(c) observe and adapt ideas from different cultures. Restaurants, food writers and food brands do this all time, by mixing and matching ingredients and recipes from different cuisines. (I’d love to try a cronut).Interior designers do this by adding style cues from other cultures.

(d) go back to nature. Take inspiration from the natural world, which has often worked out how to solve problems. For example in 1948 velcro was invented when a mountaineer on a walk observed how burrs from plants stuck to the fur of his dog.

Ideas are everywhere. You’ve just got to know where look for them.

Evian’s baby&me – Not a Bad Follow Up

It’s really hard to create a viral hit. It’s even rarer to create 2 of them

4 years ago, Evian brought out it’s Roller Babies ad, which last time I looked had over 73 million Youtube views. I’m sure you’ve seen it

Last year, they bought out a follow up – baby&me which is still riding high in the viral charts and looks to be equally successful.

Some people claim to have packaged up the secret to creating a viral hit, but of course there is no magic formula. Cadbury’s have never created a follow up anywhere near as successful as its  Gorilla ad.

So – bravo to Evian for creating 2 viral hits. It seems we can’t enough of computer generated babies

The Habits and Behaviours of Insightful People


We all know that great marketing starts with great insight so it’s important that we continue to sharpen and hone our insight generation skills. I love working with insightful people, the ones who have a knack of really being able to get to the heart of the matter and spot the real killer insights. So, what do they do well and what can we learn from them?

1 Keep Looking

Insightful people are great observers. They spot details. They see things others don’t see. They’re very aware of whats happening around them. They look at body language. They never turn off their insight antennae. Everything they see or hear is the source of a potential insight

2 Really Listen

Great listening sounds easy but it’s not. It means listening openly and attentively without trying to second guess what’s coming next. Insightful people stay engaged all the time. They have a habit of getting people to open up by listening without having any assumptions . They’re able to manage the thread of a discussion so that people continue to reveal their true feelings

3 Great Questioning

Hand in hand with attentive listening is being able to probe and ask the right kind of questions, without imposing your point of view, criticizing or judging. Insightful people ask questions that are open and exploratory. Occasionally they ask questions that are provocative in order to explore a hypothesis or test a point of view, but it always encourages an honest response

4 Empathise

in order to interpret what you’ve discovered you need to see the situation from the other person’s perspective, rather than purely your own. Insightful people are able to place themselves in the other person’s world so they can really make sense of what emerges rather than feel confused or surprised about what they see or hear.

5 Dig Deep

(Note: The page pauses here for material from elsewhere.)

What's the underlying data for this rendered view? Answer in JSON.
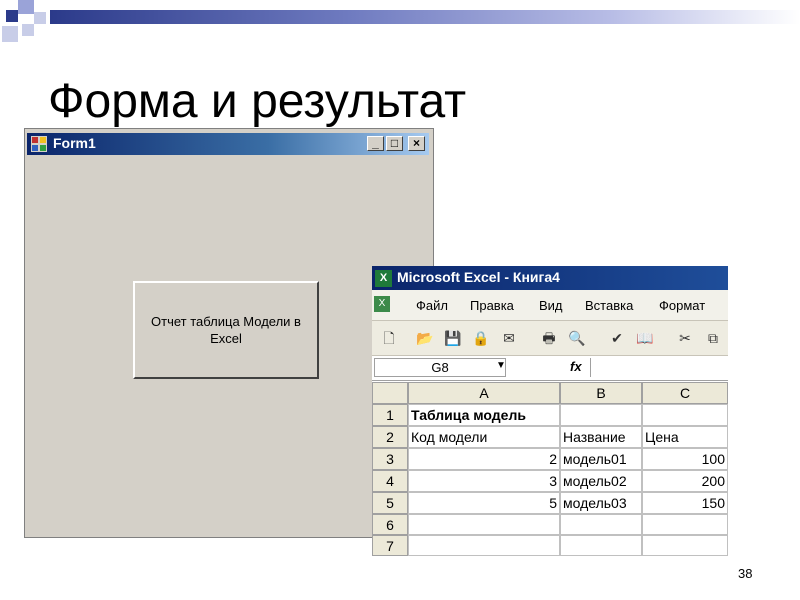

To get true insight, you need to keep exploring. Insightful people don’t settle for just the surface understanding. When they find something out that appears interesting they keep pushing and keep probing to get a deeper understanding.

6 Be Thorough

Insight people have great analytical skills. They talk to lots of people. They don’t jump to conclusions on the basis of flimsy information. They read data and look to spot patterns and make sense of the facts.

7 Project Forward

Insight is only useful what it can be applied to your business. Insightful people are always aware of the implications of what they’ve discovered and how it can be applied. Whenever they discover something they’re always projecting forward and thinking – is this helpful or useful?

These are the habits and behaviours of insightful people that I’ve observed. What’s your perspective?